We boarded the Viking Sea at Montreal on a Friday morning and oh mon dieu, such first impressions. Lined up at the quay, with its prow facing the old port, the ship projected a sleek profile, befitting a vessel built for only 930 passengers. The sense of elegance and style was reinforced in a stroll around the public spaces: clean, straight-lined Nordic design and decor with windows shooting light on the soft blue hues of the carpeting and the grains in the flooring. Nothing dark, red or tufted.

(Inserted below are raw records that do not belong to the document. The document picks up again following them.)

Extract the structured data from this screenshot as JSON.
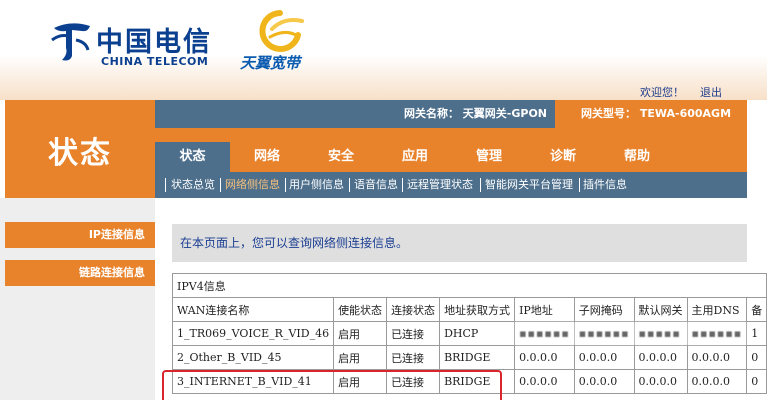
{
  "header": {
    "logo_cn": "中国电信",
    "logo_en": "CHINA TELECOM",
    "brand": "天翼宽带",
    "welcome": "欢迎您！",
    "logout": "退出",
    "colors": {
      "primary_orange": "#e8822b",
      "steel_blue": "#4d6f8c",
      "logo_blue": "#0b3f8f"
    }
  },
  "page_title": "状态",
  "info": {
    "gateway_name": "网关名称：  天翼网关-GPON",
    "gateway_model": "网关型号：  TEWA-600AGM"
  },
  "tabs": [
    "状态",
    "网络",
    "安全",
    "应用",
    "管理",
    "诊断",
    "帮助"
  ],
  "active_tab": "状态",
  "subnav": [
    "状态总览",
    "网络侧信息",
    "用户侧信息",
    "语音信息",
    "远程管理状态",
    "智能网关平台管理",
    "插件信息"
  ],
  "active_subnav": "网络侧信息",
  "sidebar": [
    "IP连接信息",
    "链路连接信息"
  ],
  "notice": "在本页面上，您可以查询网络侧连接信息。",
  "table": {
    "caption": "IPV4信息",
    "headers": [
      "WAN连接名称",
      "使能状态",
      "连接状态",
      "地址获取方式",
      "IP地址",
      "子网掩码",
      "默认网关",
      "主用DNS",
      "备"
    ],
    "rows": [
      [
        "1_TR069_VOICE_R_VID_46",
        "启用",
        "已连接",
        "DHCP",
        "▪▪▪▪▪▪",
        "▪▪▪▪▪▪",
        "▪▪▪▪▪",
        "▪▪▪▪▪▪",
        "1"
      ],
      [
        "2_Other_B_VID_45",
        "启用",
        "已连接",
        "BRIDGE",
        "0.0.0.0",
        "0.0.0.0",
        "0.0.0.0",
        "0.0.0.0",
        "0"
      ],
      [
        "3_INTERNET_B_VID_41",
        "启用",
        "已连接",
        "BRIDGE",
        "0.0.0.0",
        "0.0.0.0",
        "0.0.0.0",
        "0.0.0.0",
        "0"
      ]
    ]
  }
}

Lunch in the World Cafe on deck 7 and another impression. What was that across the river? It was an intriguing cluster of gigantic concrete blocks, that looked like they had been layered, squeezed together and discarded by a giant who had been playing with his Legos. In fact, it turned out to be the creation of an architectural student who had indeed used Lego pieces to work out his groundbreaking concept for a complex of 150-odd apartments. It was to be called Habitat 67 and it was built for Expo '67. His project was in keeping with the brutalist style of architecture that apparently did not catch on, yet there it was piled 12 stories high, commanding the embankment.

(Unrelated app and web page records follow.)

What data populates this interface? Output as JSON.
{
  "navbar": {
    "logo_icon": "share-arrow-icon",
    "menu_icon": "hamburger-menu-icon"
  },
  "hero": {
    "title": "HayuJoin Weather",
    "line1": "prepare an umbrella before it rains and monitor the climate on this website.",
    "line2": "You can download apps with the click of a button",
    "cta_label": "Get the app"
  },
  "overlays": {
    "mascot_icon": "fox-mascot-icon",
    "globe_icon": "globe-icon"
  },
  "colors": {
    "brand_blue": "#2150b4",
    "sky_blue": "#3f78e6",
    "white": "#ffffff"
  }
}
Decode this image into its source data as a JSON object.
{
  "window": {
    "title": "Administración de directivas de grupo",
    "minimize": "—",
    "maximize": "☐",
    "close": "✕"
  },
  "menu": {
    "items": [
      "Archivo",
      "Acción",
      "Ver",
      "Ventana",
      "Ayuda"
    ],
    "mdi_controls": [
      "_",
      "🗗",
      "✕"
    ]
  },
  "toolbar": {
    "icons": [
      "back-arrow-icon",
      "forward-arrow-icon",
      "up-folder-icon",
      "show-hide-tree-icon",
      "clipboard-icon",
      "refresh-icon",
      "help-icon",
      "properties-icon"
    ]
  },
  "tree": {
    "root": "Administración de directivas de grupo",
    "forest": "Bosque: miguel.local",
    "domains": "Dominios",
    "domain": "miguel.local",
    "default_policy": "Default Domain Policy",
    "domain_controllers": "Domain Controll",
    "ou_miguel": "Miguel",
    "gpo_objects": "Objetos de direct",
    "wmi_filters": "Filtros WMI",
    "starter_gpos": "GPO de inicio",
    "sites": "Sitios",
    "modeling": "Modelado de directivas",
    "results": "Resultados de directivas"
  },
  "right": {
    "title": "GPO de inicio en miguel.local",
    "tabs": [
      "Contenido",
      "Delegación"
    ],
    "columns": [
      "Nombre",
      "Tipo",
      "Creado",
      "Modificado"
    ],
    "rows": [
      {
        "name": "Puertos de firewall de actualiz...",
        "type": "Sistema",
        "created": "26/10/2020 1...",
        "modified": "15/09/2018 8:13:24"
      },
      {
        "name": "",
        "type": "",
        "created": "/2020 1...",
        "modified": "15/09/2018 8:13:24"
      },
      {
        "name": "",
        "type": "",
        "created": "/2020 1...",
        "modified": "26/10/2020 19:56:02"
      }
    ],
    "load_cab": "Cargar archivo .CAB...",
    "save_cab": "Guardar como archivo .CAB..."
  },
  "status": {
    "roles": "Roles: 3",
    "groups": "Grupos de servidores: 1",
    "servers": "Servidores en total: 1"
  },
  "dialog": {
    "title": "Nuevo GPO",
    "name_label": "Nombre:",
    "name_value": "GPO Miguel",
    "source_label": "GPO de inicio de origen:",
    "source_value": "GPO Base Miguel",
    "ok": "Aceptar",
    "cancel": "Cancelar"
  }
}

Montreal clearly had a lot to offer. The next day's guided, complimentary tour proved the point: insights into the influences of French, English and Scottish cultures, cobbled streets, lined with boutiques and flower boxes at every corner, and, most rewarding, the embracing spirituality of the Basilica of Notre Dame. We took a short bus ride to Mont Real and there we took in the fall colors of the maples..
Beautifully furnished, with lovely countertop and chrome fixtures in the bathroom. Heated floors were a bonus. The cabin was a bit tight. Not sure about the cabin # It was almost midships. Definitely on deck 5. The cabin was a one-level upgrade from a straight verandah.